Problem :: Type out each record word for word. Pictures stay out.
[Opening Exercise data section]
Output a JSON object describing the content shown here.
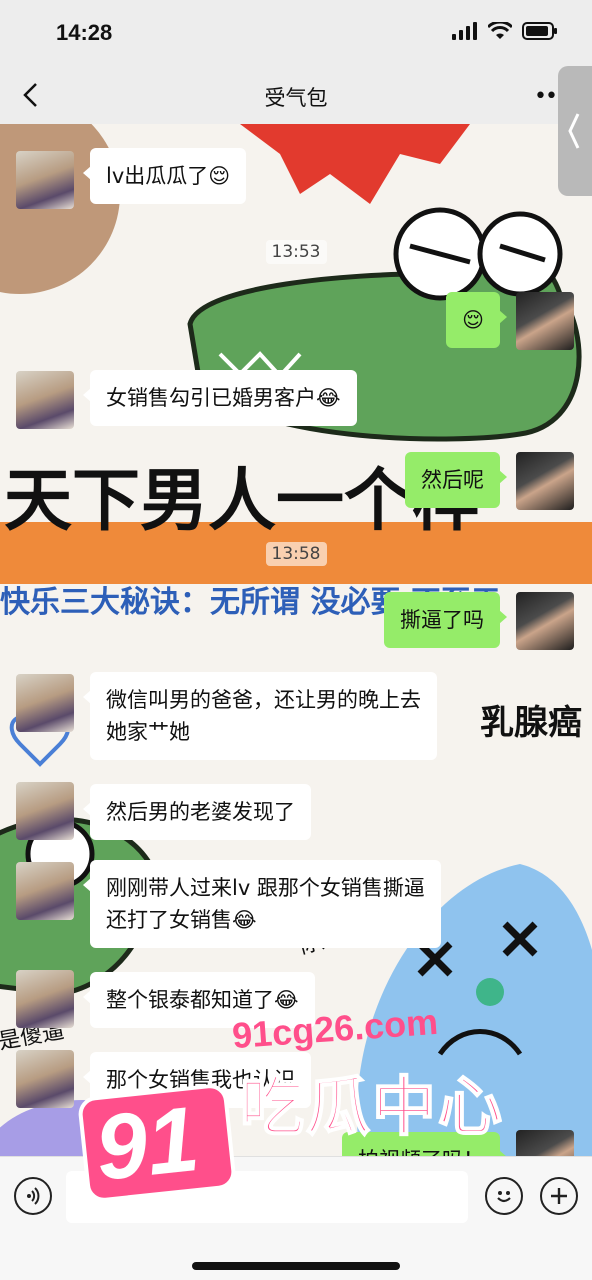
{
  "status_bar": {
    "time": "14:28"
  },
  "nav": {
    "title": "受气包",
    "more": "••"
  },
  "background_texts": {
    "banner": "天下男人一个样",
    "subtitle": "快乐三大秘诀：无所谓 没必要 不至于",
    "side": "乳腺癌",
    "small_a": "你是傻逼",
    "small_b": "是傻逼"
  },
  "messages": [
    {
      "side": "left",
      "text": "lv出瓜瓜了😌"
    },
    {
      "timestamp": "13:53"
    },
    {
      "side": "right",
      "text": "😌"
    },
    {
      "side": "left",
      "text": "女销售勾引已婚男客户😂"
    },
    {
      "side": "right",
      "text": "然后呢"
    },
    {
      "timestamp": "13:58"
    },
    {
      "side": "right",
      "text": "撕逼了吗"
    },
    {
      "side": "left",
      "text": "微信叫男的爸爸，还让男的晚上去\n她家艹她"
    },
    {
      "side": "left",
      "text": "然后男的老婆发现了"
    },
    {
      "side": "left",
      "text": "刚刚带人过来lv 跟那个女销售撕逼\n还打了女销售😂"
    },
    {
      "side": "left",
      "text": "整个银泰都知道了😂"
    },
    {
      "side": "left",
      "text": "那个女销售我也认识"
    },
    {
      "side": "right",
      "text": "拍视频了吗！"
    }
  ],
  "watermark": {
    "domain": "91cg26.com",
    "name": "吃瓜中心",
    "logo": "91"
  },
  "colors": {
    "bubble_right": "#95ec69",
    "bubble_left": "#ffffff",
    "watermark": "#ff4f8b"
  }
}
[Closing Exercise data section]
Worked solution ::
Output a JSON object describing the content shown here.
{
  "status_bar": {
    "time": "14:28"
  },
  "nav": {
    "title": "受气包",
    "more": "••"
  },
  "background_texts": {
    "banner": "天下男人一个样",
    "subtitle": "快乐三大秘诀：无所谓 没必要 不至于",
    "side": "乳腺癌",
    "small_a": "你是傻逼",
    "small_b": "是傻逼"
  },
  "messages": [
    {
      "side": "left",
      "text": "lv出瓜瓜了😌"
    },
    {
      "timestamp": "13:53"
    },
    {
      "side": "right",
      "text": "😌"
    },
    {
      "side": "left",
      "text": "女销售勾引已婚男客户😂"
    },
    {
      "side": "right",
      "text": "然后呢"
    },
    {
      "timestamp": "13:58"
    },
    {
      "side": "right",
      "text": "撕逼了吗"
    },
    {
      "side": "left",
      "text": "微信叫男的爸爸，还让男的晚上去\n她家艹她"
    },
    {
      "side": "left",
      "text": "然后男的老婆发现了"
    },
    {
      "side": "left",
      "text": "刚刚带人过来lv 跟那个女销售撕逼\n还打了女销售😂"
    },
    {
      "side": "left",
      "text": "整个银泰都知道了😂"
    },
    {
      "side": "left",
      "text": "那个女销售我也认识"
    },
    {
      "side": "right",
      "text": "拍视频了吗！"
    }
  ],
  "watermark": {
    "domain": "91cg26.com",
    "name": "吃瓜中心",
    "logo": "91"
  },
  "colors": {
    "bubble_right": "#95ec69",
    "bubble_left": "#ffffff",
    "watermark": "#ff4f8b"
  }
}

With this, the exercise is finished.